Indeed, I recall a case where a development project was approved by the local council without calling for an objection hearing. The reason given was that the nearest landowners were across a road that was slightly wider than 20m.
Instead of arguing with the lawyers on that particular point, let us look at the Town and Country Planning Act in totality, which also provides for the creation of development policies via the National Physical Plan and the National Urbanisation Policy. I had detailed these two documents in a previous column.
These documents are considered statutory documents and contain the policies for development that the government must adhere to when approving a development project.
Some of these policies are: There shall be two hectares of open space for every 1,000 persons; and state land within urban limits shall be reserved for public use.
So what do these policies have to do with a person’s right to voice his or her objection?
Local councils are a body corporate for all ratepayers, as per the Local Government Act, making all ratepayers stakeholders of the council.
Should the local council approve a development without ensuring the development policies are adhered to, it would have violated the Town and Country Planning Act, which states that a body corporate can be held liable.
Damages resulting from such liability could possibly run into the millions, as development projects would cost that much.

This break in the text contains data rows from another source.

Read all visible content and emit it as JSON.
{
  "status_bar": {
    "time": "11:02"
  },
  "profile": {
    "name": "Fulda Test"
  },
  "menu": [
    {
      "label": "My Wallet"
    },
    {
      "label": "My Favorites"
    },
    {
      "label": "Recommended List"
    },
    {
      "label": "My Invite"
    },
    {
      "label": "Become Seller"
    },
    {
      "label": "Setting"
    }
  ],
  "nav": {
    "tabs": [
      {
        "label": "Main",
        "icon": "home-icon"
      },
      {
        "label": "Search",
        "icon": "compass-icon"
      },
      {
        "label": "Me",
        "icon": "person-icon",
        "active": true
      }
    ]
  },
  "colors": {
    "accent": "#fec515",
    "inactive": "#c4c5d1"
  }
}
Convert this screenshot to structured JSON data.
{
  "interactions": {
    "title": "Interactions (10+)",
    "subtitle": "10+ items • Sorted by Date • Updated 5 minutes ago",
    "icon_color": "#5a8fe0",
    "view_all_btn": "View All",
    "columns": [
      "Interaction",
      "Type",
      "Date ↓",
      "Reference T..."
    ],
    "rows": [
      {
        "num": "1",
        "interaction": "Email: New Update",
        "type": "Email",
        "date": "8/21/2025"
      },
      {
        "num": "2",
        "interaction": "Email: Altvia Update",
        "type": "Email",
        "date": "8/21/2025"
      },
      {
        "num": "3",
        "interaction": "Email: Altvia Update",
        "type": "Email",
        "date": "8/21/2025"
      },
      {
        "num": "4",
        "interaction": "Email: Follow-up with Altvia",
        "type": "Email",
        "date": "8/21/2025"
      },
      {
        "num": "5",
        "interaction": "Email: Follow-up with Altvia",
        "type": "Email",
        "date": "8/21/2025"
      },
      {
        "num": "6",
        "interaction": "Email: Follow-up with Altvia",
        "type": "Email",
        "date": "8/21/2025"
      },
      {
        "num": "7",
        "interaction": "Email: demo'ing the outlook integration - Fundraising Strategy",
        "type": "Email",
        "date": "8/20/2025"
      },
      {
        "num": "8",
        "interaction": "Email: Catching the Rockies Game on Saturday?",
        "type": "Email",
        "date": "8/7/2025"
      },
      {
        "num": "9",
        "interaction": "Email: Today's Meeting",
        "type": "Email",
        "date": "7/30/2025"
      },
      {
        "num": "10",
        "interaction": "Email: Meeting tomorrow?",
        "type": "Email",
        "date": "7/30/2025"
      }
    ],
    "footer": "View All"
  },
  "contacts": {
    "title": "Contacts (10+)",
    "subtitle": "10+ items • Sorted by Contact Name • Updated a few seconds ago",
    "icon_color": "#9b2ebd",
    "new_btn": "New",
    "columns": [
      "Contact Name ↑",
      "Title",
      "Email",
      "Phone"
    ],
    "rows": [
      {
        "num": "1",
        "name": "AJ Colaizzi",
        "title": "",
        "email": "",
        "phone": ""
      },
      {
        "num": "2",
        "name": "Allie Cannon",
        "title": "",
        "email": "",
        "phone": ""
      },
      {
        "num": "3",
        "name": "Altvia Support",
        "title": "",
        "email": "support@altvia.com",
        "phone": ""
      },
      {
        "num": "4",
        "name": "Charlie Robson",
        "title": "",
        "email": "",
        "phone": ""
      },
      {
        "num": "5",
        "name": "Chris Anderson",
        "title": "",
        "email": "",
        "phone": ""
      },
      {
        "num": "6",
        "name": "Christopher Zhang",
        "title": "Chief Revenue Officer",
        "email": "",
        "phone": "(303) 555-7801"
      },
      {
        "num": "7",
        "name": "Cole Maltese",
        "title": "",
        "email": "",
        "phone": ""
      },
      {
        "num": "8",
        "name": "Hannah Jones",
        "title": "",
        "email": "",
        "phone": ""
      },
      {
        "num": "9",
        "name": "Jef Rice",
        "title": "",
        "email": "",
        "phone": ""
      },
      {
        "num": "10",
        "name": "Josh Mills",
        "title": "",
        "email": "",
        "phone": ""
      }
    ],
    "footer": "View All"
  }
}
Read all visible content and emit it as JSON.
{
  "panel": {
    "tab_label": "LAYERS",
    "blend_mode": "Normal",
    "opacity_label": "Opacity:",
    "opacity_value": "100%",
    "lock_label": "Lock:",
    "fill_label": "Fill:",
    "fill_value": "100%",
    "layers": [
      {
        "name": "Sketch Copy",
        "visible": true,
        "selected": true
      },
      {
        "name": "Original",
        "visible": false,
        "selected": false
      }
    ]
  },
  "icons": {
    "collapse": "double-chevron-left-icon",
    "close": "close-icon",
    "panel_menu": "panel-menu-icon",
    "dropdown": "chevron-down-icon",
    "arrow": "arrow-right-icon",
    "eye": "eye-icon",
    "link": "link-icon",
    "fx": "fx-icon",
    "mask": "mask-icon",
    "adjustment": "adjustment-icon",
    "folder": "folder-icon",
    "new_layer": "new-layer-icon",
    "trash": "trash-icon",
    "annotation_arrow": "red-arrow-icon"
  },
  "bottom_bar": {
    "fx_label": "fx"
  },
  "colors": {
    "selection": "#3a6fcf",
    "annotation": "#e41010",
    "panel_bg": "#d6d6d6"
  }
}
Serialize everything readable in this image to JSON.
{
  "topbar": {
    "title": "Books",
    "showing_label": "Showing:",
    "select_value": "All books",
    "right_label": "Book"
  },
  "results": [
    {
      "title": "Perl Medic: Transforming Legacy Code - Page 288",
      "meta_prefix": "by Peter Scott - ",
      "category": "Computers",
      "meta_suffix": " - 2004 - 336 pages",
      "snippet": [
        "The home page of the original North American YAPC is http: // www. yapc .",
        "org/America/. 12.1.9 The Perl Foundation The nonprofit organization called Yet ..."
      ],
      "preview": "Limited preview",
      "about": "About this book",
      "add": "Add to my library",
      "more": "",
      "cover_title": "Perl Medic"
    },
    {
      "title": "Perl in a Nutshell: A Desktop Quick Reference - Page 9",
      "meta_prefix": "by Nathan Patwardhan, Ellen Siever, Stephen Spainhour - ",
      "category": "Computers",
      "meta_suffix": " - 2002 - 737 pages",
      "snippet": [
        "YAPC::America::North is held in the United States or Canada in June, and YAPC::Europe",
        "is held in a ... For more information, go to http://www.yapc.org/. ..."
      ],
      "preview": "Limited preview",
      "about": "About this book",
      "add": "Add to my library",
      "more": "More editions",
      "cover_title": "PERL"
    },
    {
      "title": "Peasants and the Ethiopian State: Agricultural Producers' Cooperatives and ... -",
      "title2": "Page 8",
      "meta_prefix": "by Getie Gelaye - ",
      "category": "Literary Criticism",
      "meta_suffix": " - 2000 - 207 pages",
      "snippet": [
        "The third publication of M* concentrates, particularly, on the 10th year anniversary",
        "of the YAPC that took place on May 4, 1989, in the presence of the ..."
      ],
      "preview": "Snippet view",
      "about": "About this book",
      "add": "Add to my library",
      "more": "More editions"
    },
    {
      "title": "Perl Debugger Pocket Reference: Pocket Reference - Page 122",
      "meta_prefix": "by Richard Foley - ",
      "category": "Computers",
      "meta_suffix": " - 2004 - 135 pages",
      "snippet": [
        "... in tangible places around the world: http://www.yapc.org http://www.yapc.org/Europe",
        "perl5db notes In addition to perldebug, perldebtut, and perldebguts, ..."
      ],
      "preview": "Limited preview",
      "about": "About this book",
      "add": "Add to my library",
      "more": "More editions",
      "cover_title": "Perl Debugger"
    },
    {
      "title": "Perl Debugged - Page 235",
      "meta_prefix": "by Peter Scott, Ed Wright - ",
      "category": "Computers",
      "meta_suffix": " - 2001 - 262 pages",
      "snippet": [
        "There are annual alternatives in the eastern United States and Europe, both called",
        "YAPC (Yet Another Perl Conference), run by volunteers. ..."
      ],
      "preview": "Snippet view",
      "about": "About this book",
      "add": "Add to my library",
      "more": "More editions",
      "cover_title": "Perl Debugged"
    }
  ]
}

However, this sum would not be paid by the councillors and officers that made the decision unless it can be proven they were purposefully negligent.
As such, a ratepayer who finds a proposed development that does not comply with any of the policies contained within the statutory documents mentioned has every right to voice an objection and insist the policies are adhered to. This can be at an official objection hearing event held by the government or through other means like the mass media, regardless of whether the resident is an “owner of neighbouring lands” or not.
In this instance, the ratepayer is protecting his or her interest as a member of the body corporate. Of course, if the council continues to ignore what the ratepayers are telling them, sometimes the only other alternative would be legal recourse. The Tanjung Bunga Residents Association in Penang is one example of ratepayers suing the local council for not listening to their complaints of breaches to the Town and Country Planning Act.
MBPJ councillor KW Mak is a Petaling Jaya ratepayer.